● **EXERCISE DIRECTIONS**
Determine how many lines of the entries that follow contain "spořitelna", and respond with that number alone.
== Segment start ==
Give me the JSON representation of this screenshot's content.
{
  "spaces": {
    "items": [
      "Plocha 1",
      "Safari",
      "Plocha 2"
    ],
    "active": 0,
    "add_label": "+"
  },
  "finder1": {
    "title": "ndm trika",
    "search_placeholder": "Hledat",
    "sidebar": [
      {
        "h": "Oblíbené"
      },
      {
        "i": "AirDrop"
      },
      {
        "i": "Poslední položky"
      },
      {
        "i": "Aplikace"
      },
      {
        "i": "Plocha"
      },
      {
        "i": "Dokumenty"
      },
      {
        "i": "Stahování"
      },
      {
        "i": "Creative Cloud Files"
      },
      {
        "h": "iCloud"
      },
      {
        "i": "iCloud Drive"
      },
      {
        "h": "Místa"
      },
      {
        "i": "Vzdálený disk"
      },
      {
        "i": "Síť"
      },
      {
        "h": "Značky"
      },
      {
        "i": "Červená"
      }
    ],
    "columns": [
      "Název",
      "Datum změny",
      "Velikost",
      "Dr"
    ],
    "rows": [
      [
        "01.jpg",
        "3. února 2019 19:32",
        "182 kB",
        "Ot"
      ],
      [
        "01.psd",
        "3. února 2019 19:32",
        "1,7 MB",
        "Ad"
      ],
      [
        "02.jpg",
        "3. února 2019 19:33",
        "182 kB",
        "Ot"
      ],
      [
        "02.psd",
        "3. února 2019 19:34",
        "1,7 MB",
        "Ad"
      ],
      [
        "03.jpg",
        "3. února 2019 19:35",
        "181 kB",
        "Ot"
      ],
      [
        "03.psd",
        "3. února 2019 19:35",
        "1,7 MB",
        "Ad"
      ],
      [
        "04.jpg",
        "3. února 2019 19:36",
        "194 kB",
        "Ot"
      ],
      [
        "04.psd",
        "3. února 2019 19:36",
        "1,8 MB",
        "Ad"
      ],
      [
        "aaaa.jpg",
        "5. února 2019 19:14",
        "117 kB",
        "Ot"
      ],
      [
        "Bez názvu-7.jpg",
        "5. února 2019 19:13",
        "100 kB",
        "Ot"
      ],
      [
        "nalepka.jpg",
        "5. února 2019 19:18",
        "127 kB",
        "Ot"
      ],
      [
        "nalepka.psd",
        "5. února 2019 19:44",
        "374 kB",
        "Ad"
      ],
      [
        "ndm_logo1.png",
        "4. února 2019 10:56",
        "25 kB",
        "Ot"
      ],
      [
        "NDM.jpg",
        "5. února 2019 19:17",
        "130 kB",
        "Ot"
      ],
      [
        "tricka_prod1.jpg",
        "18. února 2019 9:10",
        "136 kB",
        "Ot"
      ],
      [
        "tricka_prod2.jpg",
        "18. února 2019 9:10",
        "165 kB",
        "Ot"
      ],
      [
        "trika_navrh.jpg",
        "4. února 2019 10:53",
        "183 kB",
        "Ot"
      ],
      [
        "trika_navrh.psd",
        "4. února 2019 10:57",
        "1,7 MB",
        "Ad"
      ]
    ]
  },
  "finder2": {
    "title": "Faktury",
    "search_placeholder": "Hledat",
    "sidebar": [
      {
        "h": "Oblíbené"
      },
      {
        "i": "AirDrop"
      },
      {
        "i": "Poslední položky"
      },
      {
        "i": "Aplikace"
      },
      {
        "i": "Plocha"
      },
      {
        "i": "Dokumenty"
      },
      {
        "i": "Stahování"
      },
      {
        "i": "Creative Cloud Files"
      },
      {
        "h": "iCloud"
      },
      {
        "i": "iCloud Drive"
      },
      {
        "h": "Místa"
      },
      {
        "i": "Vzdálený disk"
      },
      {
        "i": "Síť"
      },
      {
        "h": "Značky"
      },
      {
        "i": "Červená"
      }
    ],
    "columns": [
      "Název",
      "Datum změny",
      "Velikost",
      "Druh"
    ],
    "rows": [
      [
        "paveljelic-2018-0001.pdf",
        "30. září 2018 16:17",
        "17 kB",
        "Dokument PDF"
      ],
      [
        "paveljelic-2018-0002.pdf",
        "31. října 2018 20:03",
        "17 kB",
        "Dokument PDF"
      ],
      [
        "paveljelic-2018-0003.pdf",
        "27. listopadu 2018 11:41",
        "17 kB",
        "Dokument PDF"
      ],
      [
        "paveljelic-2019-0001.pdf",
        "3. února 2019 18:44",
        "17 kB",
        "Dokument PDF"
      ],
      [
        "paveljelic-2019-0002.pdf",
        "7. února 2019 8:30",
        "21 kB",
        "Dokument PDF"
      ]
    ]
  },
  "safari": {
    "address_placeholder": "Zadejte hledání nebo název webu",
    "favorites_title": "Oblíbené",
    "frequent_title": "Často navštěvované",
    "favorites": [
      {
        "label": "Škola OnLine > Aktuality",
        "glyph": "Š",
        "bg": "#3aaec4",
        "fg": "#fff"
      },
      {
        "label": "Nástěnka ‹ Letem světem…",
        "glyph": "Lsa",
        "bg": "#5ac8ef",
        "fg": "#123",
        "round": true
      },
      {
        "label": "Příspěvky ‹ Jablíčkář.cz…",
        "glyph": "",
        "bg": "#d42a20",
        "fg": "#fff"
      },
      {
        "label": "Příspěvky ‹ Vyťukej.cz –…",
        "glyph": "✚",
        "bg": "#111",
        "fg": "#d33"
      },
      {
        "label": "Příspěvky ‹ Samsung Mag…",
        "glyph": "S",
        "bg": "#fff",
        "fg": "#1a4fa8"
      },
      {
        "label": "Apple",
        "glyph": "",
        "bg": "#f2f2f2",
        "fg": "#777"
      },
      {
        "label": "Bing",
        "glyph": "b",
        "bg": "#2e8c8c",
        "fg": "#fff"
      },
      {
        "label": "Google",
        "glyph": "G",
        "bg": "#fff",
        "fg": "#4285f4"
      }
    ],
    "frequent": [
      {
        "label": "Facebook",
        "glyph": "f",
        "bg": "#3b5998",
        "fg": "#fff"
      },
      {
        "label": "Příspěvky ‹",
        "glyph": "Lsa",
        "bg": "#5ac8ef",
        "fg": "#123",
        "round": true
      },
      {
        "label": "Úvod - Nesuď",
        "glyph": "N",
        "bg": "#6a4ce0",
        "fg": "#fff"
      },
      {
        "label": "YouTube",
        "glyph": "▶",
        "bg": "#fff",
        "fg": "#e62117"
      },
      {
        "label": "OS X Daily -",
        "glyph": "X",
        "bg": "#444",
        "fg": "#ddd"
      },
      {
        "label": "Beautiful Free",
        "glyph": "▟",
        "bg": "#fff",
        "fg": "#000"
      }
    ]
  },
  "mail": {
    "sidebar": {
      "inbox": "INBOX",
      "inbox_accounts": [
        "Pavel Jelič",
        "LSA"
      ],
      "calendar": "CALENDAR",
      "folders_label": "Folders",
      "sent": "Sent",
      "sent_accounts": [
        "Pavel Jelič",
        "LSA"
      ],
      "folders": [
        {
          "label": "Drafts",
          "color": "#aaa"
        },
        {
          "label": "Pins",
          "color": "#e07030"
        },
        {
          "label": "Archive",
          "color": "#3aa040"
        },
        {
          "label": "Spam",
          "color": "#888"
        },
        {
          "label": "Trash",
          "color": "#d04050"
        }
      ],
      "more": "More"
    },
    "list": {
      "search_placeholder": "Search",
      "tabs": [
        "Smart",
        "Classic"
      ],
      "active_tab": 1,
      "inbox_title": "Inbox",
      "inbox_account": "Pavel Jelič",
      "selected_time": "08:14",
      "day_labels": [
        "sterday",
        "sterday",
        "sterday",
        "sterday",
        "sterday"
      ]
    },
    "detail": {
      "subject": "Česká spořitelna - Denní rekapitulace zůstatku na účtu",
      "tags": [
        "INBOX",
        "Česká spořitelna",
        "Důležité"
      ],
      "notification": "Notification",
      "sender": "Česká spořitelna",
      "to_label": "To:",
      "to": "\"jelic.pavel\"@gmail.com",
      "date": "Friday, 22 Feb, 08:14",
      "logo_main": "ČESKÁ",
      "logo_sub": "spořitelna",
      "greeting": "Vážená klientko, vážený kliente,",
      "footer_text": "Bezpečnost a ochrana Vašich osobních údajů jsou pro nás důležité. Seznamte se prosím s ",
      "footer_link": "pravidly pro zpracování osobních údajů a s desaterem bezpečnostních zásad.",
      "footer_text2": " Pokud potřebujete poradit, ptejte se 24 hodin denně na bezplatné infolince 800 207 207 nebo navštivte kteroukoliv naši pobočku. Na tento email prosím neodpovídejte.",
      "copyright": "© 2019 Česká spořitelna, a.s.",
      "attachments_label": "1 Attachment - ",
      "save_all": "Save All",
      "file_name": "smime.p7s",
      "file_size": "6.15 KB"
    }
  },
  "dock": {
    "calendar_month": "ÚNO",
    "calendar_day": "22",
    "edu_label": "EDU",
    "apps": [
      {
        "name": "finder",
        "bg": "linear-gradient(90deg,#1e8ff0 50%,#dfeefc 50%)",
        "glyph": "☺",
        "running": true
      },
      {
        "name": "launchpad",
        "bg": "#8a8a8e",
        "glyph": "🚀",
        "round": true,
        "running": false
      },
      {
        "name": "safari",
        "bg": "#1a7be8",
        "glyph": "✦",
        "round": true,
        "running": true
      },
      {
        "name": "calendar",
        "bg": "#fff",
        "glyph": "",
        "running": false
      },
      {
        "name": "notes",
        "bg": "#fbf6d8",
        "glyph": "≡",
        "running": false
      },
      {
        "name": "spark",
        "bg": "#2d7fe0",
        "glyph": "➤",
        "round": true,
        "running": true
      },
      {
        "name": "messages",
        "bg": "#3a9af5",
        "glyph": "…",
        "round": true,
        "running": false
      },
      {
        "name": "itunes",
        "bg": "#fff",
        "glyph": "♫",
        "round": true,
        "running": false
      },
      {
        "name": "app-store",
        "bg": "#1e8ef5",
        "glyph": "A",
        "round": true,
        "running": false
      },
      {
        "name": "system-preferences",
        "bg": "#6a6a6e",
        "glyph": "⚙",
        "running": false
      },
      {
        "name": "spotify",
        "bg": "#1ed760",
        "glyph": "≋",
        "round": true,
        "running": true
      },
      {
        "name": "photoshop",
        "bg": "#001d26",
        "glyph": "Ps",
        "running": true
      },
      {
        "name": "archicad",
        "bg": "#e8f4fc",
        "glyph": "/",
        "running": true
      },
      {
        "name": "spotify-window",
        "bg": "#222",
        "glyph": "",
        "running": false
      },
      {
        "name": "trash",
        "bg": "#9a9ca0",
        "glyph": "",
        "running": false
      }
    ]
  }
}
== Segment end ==
● **EXERCISE RESPONSE**
5